Steve Greenlaw’s blog Pedablogy: Musings on the Art & Craft of Teaching is a veritable cornucopia of fascinating commentary. Take the post Teaching as Modeling Disciplinary Practice as an example. He talks about how he organized his International Finance class as a research team to study the 2008 financial crisis as it was happening. So far conventional. But he goes further. To quote:
“Early on we decided that our goal would be to produce an analysis of the “Great Recession,” something that would be useful to people outside the class.”
Note here that “we decided that our goal” would be to produce an analysis that would be useful to people outside the class. So this was not really a class in the conventional sense, it was more a seminar where students were peers in the creative process and where the outcome had an audience that was outside academe. How enagaging for the students! How motivating too. And the product, online magazine 2008 Financial Crisis & Global Recession is a site that any professional would be proud of. As well as the careful way that the team chose their research topic what struck me also was the confidence that the professor had in his students that they would write pieces worthy of public reading (which was more than justified). Finally, he states that when they ran out of time at the end of the semester a substantial number of students (half of the class and even seniors who had graduated) volunteered to finish off the project. He rightly concludes “I believe this is evidence of genuine engagement.”

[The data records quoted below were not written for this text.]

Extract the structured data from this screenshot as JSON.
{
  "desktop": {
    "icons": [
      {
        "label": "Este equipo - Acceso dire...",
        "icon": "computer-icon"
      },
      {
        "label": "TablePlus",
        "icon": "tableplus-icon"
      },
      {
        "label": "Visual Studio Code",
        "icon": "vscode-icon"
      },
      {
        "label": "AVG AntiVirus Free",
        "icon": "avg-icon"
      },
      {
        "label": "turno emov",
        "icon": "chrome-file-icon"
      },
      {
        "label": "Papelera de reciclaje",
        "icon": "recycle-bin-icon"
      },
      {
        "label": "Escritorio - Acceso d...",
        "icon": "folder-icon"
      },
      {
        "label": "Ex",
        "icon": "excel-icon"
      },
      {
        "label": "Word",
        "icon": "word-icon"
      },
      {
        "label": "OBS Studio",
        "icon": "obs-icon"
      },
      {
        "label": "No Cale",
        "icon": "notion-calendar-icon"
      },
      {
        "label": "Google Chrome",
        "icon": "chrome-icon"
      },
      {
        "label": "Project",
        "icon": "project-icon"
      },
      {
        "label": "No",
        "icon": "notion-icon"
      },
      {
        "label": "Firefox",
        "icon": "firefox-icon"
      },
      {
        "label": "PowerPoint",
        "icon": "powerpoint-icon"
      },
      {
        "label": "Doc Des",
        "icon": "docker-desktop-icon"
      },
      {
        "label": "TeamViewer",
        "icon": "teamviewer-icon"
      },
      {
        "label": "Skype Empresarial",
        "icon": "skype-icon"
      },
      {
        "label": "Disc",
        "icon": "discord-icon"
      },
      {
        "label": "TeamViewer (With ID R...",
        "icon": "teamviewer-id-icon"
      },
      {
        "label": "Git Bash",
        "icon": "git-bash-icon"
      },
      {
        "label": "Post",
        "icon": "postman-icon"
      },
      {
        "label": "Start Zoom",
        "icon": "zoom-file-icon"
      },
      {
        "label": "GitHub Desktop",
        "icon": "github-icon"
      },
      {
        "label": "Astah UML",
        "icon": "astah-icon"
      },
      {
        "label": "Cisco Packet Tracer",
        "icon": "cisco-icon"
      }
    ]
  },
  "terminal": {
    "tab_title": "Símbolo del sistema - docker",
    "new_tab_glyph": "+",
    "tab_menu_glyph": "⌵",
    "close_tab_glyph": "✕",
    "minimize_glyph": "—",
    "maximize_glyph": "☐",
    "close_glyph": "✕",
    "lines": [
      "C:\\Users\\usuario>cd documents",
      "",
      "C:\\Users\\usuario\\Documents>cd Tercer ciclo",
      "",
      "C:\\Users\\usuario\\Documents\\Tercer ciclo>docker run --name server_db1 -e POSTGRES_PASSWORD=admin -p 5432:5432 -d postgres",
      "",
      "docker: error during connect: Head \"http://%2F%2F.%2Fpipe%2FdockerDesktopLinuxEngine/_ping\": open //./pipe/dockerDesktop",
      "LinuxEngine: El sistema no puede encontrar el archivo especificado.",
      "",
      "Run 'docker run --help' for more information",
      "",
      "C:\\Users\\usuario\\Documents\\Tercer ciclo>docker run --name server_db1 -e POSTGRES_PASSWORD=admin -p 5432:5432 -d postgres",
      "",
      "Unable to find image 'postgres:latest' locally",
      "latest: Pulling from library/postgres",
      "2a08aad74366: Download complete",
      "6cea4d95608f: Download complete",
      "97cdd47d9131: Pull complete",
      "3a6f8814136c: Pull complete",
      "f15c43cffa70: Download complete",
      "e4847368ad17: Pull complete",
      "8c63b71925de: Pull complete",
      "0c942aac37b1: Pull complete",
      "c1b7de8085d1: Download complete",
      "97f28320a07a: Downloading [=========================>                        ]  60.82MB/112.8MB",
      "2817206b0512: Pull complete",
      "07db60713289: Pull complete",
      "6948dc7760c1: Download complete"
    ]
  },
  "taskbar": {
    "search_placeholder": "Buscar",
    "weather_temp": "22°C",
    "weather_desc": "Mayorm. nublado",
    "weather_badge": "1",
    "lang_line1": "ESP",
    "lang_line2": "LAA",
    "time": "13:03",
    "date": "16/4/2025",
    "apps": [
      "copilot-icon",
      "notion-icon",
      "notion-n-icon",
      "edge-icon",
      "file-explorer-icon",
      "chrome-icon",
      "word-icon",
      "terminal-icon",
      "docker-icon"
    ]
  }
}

Of interest to me besides the subject matter itself was the template that he used to present the Financial Crisis blog site. This turned out to be Magazine Basic. What a brilliant design! And a quick look at the instructions reveals that there are at least four layout options. I can see this template having the potential to drive the Earlham Word student newspaper site or the radio WECI site.
Also of interest is the URL (http://pedablogy.stevegreenlaw.org). Evidently Steve Greenlaw has registered his own domain which he has linked to the school’s blogging system (WordPress MultiUser). I’m not sure how this was done, but it’s cool nonetheless.